After five years of work, electricity consumers in San Benito, Monterey and Santa Cruz counties this month began receiving lower cost, “cleaner” electric power.
The Monterey Bay Community Power agency began delivering power to business and commercial customers March 1. Residential customers will be connected to agency’s “green” power sources July 1. Residents and businesses are automatically enrolled as customers of Monterey Bay Community Power.
All but two local jurisdictions, Del Rey Oaks and King City, signed up to join the joint three-county non-profit power agency, which offers several “green energy” alternatives to all PG&E customers. All commercial customers beginning March 1 and all residential customers beginning July 1 are automatically enrolled in the alternative, which will provide not only energy from cleaner sources but also a 3 percent cut in electric rates.
Some 37,500 commercial, agricultural, industrial and municipal customers representing nearly two-thirds of the region’s total power load started receiving Monterey Bay Community Power service on March 1, while about 235,000 residential customers will come online July 1.
In multiple mailings this spring, customers are given a choice to “opt out” of the automatic enrollment, if they want to continue getting electricity from PG&E.
Allowed under state law since the early 2000s, community choice energy agencies like Monterey Bay Community Power have been in operation since 2010. There are now a dozen in California including Santa Clara County, Los Angeles County and Ventura County.
Under the community choice model, Monterey Bay Community Power takes over the purchase of power from PG&E, replacing it with purchases from carbon-free hydroelectric, wind and solar sources. In addition to reducing greenhouse gas emissions, the new non-profit, intergovernmental agency offers customers slightly lower rates.
PG&E will continue handling power distribution through its existing system, along with maintenance, billing and customer service, and will charge local customers for those services.
Residential customers will be offered 3-percent rebates on their annual bills, while non-residential customers will get their 3-percent rebate on a quarterly or bi-annual basis.
The new power agency will collect 2 percent of annual power generation revenue projected at $175 million this year and $260 million next year for investment in local green energy projects such as wind and solar.
The agency will offer customers an opportunity to sign up for one of three programs, including MBchoice which will credit the 3-percent rebate to customer bills, MBgreen+ which will allocate the 3-percent rebate to local green energy projects, and MBshare which will allow customers to donate the 3-percent rebate to local non-profit green energy initiatives through the Community Foundation.

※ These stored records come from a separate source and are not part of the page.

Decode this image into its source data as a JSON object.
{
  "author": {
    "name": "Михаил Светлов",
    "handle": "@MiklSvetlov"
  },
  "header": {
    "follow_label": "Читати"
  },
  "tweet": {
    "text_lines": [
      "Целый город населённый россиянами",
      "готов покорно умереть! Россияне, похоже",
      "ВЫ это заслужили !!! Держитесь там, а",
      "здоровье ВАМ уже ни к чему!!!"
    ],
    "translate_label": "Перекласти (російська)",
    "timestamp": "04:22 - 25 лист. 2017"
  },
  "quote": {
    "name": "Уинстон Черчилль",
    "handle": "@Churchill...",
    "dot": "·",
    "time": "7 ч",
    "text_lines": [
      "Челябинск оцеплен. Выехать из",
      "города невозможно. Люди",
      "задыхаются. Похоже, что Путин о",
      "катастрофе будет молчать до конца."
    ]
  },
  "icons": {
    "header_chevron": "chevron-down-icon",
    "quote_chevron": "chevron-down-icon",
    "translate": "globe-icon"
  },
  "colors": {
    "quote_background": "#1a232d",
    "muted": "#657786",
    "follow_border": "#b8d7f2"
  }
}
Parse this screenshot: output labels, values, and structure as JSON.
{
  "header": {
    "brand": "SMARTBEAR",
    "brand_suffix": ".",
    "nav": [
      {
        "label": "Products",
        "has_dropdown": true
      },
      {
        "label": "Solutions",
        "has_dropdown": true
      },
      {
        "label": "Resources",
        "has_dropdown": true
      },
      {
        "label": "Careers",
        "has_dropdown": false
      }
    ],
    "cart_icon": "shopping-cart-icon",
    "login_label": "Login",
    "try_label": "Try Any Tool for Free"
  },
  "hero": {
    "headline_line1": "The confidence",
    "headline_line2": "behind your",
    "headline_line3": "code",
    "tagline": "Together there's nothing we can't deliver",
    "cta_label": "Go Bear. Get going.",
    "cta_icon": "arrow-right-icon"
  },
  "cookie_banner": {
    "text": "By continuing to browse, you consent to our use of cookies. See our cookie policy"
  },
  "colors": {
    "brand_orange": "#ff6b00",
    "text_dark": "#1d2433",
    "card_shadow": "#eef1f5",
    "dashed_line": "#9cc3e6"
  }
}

The new agency offers three key benefits, available through all service offerings: reduction in greenhouse gas emissions, lower cost to customers and investment in our local community. MBCP procures electricity from 100 percent carbon-free sources such as solar, wind and hydroelectric.
In addition to being carbon-free, the new agency’s power offerings are classified as 30 percent renewable, exceeding state requirements. It will not procure power from nuclear or fossil-based sources.
Less than 1 percent of all non-residential customers have opted out of then new agency, according to power agency staff, and a slightly higher percentage of residential customers are expected to do so.
Monterey Bay Community Power outreach coordinator Marc Adato said in response to non-residential customers’ concerns about fluctuating power rates, the agency is working on a proposal that would offer those customers a guarantee that their local rates would never exceed PG&E’s no matter how much they fluctuate in addition to a minimum 1.5-percent rebate. The proposal still needs approval from the power agency’s policy board, Adato said.